Originally published by 2 Minute Medicine® (view original article). Reused on AccessMedicine with permission.

1. In this prospective cohort study, 1 out of 500 newborns were diagnosed with a medical condition that was detected via genetic sequencing but was missed by more commonly used biochemical screening tests.

Evidence rating level: 1 (Excellent)

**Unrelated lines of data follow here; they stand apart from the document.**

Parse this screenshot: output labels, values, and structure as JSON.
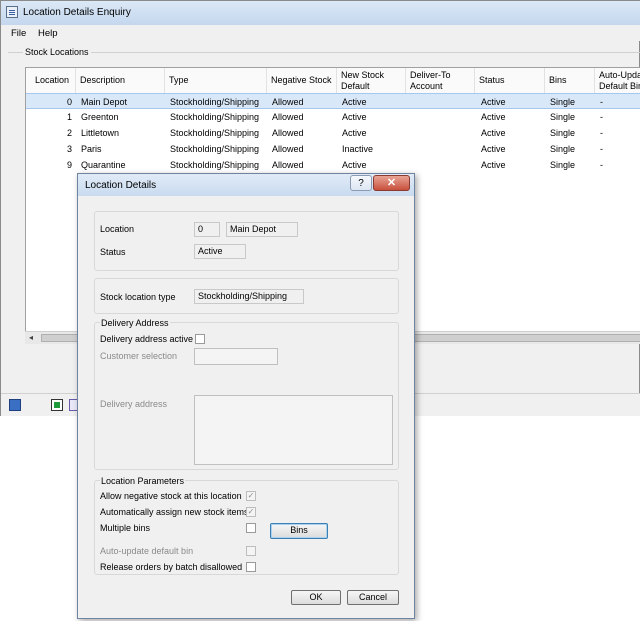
{
  "window": {
    "title": "Location Details Enquiry"
  },
  "menu": [
    {
      "label": "File"
    },
    {
      "label": "Help"
    }
  ],
  "stock_locations": {
    "group_label": "Stock Locations",
    "columns": [
      "Location",
      "Description",
      "Type",
      "Negative Stock",
      "New Stock Default",
      "Deliver-To Account",
      "Status",
      "Bins",
      "Auto-Update Default Bin"
    ],
    "rows": [
      {
        "location": "0",
        "description": "Main Depot",
        "type": "Stockholding/Shipping",
        "negative": "Allowed",
        "new_default": "Active",
        "deliver_to": "",
        "status": "Active",
        "bins": "Single",
        "auto": "-"
      },
      {
        "location": "1",
        "description": "Greenton",
        "type": "Stockholding/Shipping",
        "negative": "Allowed",
        "new_default": "Active",
        "deliver_to": "",
        "status": "Active",
        "bins": "Single",
        "auto": "-"
      },
      {
        "location": "2",
        "description": "Littletown",
        "type": "Stockholding/Shipping",
        "negative": "Allowed",
        "new_default": "Active",
        "deliver_to": "",
        "status": "Active",
        "bins": "Single",
        "auto": "-"
      },
      {
        "location": "3",
        "description": "Paris",
        "type": "Stockholding/Shipping",
        "negative": "Allowed",
        "new_default": "Inactive",
        "deliver_to": "",
        "status": "Active",
        "bins": "Single",
        "auto": "-"
      },
      {
        "location": "9",
        "description": "Quarantine",
        "type": "Stockholding/Shipping",
        "negative": "Allowed",
        "new_default": "Active",
        "deliver_to": "",
        "status": "Active",
        "bins": "Single",
        "auto": "-"
      }
    ]
  },
  "dialog": {
    "title": "Location Details",
    "help": "?",
    "close": "✕",
    "location_label": "Location",
    "location_code": "0",
    "location_name": "Main Depot",
    "status_label": "Status",
    "status_value": "Active",
    "stock_type_label": "Stock location type",
    "stock_type_value": "Stockholding/Shipping",
    "delivery_group": "Delivery Address",
    "delivery_active_label": "Delivery address active",
    "delivery_active": false,
    "customer_selection_label": "Customer selection",
    "delivery_address_label": "Delivery address",
    "params_group": "Location Parameters",
    "params": [
      {
        "label": "Allow negative stock at this location",
        "checked": true,
        "enabled": false
      },
      {
        "label": "Automatically assign new stock items",
        "checked": true,
        "enabled": false
      },
      {
        "label": "Multiple bins",
        "checked": false,
        "enabled": true
      },
      {
        "label": "Auto-update default bin",
        "checked": false,
        "enabled": false
      },
      {
        "label": "Release orders by batch disallowed",
        "checked": false,
        "enabled": true
      }
    ],
    "bins_button": "Bins",
    "ok_button": "OK",
    "cancel_button": "Cancel"
  },
  "colors": {
    "selection": "#d9e8f9",
    "titlebar": "#c4d7ee",
    "close": "#c8503c"
  }
}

Newborn screening (NBS) is routinely performed across the world using biochemical testing methods. The effectiveness of genetic sequencing as an alternative method for NBS has not previously been studied. Researchers aimed to compare the ability of biochemical and genetic sequencing methods to detect disorders in newborns. This prospective cohort study included 29,601 newborns in China between February 21 and December 31, 2021. All newborns were screened via both biochemical and genetic sequencing methods. The more traditional biochemical screen is able to detect 43 disorders, while genetic sequencing is able to detect an additional 85. Via genetic sequencing, 813 infants screened positive (2.7%; 95% CI, 2.6%-2.9%), with 402 of these resulting in a diagnosis, which is a positive predictive value of 50.4% (95% CI, 50.0%-53.9%). One out of every 500 newborns was diagnosed with a condition that went undetected by biochemical screening (95% CI, 1/385-1/625). As this study was conducted among only Chinese newborns, similar studies may need to replicate this data before screening recommendations can be made in other countries. Overall, this study demonstrates that genetic sequencing improves the detection of medical conditions during NBS compared to biochemical testing.

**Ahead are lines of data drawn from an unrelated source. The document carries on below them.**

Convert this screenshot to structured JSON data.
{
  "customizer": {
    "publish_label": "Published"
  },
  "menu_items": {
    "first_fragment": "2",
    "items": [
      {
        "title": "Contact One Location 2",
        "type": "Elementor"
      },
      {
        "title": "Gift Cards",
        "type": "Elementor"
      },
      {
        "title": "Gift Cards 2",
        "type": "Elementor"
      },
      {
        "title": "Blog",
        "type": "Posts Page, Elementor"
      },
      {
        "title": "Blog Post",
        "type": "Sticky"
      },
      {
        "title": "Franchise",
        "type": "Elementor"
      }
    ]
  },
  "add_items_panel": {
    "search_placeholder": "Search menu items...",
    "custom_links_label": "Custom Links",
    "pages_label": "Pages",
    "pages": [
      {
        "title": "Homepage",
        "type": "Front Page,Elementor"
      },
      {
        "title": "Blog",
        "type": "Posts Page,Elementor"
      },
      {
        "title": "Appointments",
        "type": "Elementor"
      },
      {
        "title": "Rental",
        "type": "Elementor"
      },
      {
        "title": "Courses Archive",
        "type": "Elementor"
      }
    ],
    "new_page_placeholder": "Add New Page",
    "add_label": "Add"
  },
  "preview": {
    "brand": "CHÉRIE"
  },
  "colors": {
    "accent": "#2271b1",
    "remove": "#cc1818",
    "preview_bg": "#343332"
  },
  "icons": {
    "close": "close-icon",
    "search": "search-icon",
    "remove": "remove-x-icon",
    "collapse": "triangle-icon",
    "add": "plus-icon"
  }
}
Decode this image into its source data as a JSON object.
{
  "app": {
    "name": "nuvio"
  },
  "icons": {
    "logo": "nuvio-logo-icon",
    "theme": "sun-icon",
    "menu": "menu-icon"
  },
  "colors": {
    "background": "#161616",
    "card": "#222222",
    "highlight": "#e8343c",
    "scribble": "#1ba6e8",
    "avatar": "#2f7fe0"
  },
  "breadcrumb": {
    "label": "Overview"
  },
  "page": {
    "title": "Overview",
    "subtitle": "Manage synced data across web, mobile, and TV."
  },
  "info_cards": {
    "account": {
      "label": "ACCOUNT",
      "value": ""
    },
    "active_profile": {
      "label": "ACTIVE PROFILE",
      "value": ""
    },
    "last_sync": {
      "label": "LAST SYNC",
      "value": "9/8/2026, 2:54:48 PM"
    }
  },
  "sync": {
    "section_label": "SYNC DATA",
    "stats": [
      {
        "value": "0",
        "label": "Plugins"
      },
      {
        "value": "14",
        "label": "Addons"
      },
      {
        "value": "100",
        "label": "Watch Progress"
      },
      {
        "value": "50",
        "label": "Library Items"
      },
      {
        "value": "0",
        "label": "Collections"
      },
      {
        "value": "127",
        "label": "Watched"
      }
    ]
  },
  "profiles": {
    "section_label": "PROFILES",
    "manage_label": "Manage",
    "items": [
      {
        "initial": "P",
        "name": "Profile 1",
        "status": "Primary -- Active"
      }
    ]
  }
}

©2023 2 Minute Medicine, Inc. All rights reserved. No works may be reproduced without expressed written consent from 2 Minute Medicine, Inc. Inquire about licensing here. No article should be construed as medical advice and is not intended as such by the authors or by 2 Minute Medicine, Inc.